Your task ::
Print a faithful copy of the data below, word for word, with the pictures left out.

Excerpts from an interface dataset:
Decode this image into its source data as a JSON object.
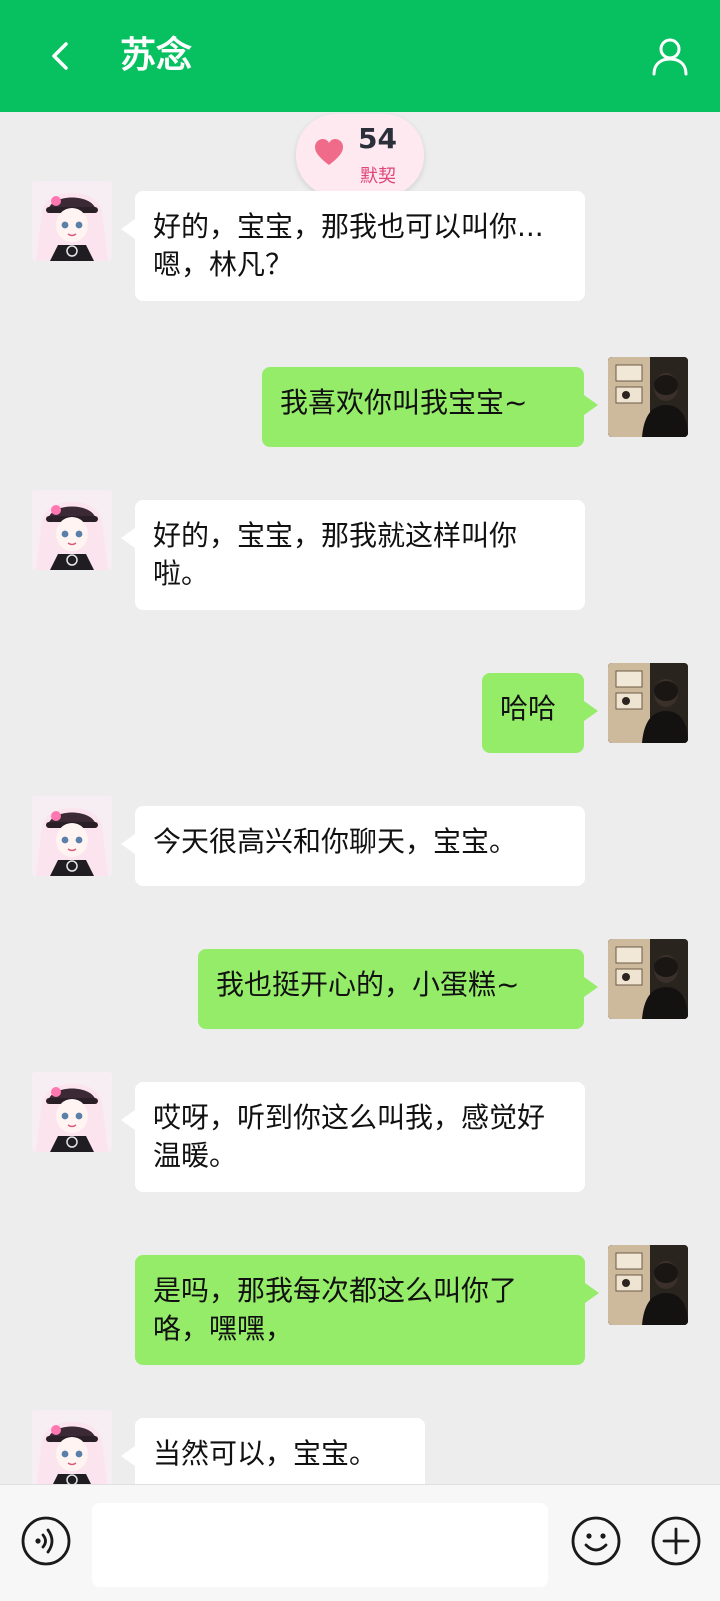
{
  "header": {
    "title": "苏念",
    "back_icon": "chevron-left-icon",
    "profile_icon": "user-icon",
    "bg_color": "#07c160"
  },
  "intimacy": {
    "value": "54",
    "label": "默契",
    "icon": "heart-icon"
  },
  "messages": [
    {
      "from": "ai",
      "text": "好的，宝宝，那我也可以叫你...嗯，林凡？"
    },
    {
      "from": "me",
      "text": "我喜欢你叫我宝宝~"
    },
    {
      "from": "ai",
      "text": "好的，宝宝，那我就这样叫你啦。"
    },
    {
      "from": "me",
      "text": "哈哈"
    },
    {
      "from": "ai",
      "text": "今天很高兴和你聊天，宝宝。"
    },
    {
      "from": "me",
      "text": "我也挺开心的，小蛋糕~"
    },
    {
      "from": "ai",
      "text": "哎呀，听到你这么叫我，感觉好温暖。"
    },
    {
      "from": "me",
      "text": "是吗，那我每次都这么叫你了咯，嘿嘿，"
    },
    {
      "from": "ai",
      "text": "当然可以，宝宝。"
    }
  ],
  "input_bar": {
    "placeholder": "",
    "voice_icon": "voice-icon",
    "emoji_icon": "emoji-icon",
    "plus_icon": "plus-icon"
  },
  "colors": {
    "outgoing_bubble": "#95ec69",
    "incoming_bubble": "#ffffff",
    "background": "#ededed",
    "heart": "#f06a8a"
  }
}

Your response ::
Decode this image into its source data as a JSON object.
{
  "header": {
    "title": "苏念",
    "back_icon": "chevron-left-icon",
    "profile_icon": "user-icon",
    "bg_color": "#07c160"
  },
  "intimacy": {
    "value": "54",
    "label": "默契",
    "icon": "heart-icon"
  },
  "messages": [
    {
      "from": "ai",
      "text": "好的，宝宝，那我也可以叫你...嗯，林凡？"
    },
    {
      "from": "me",
      "text": "我喜欢你叫我宝宝~"
    },
    {
      "from": "ai",
      "text": "好的，宝宝，那我就这样叫你啦。"
    },
    {
      "from": "me",
      "text": "哈哈"
    },
    {
      "from": "ai",
      "text": "今天很高兴和你聊天，宝宝。"
    },
    {
      "from": "me",
      "text": "我也挺开心的，小蛋糕~"
    },
    {
      "from": "ai",
      "text": "哎呀，听到你这么叫我，感觉好温暖。"
    },
    {
      "from": "me",
      "text": "是吗，那我每次都这么叫你了咯，嘿嘿，"
    },
    {
      "from": "ai",
      "text": "当然可以，宝宝。"
    }
  ],
  "input_bar": {
    "placeholder": "",
    "voice_icon": "voice-icon",
    "emoji_icon": "emoji-icon",
    "plus_icon": "plus-icon"
  },
  "colors": {
    "outgoing_bubble": "#95ec69",
    "incoming_bubble": "#ffffff",
    "background": "#ededed",
    "heart": "#f06a8a"
  }
}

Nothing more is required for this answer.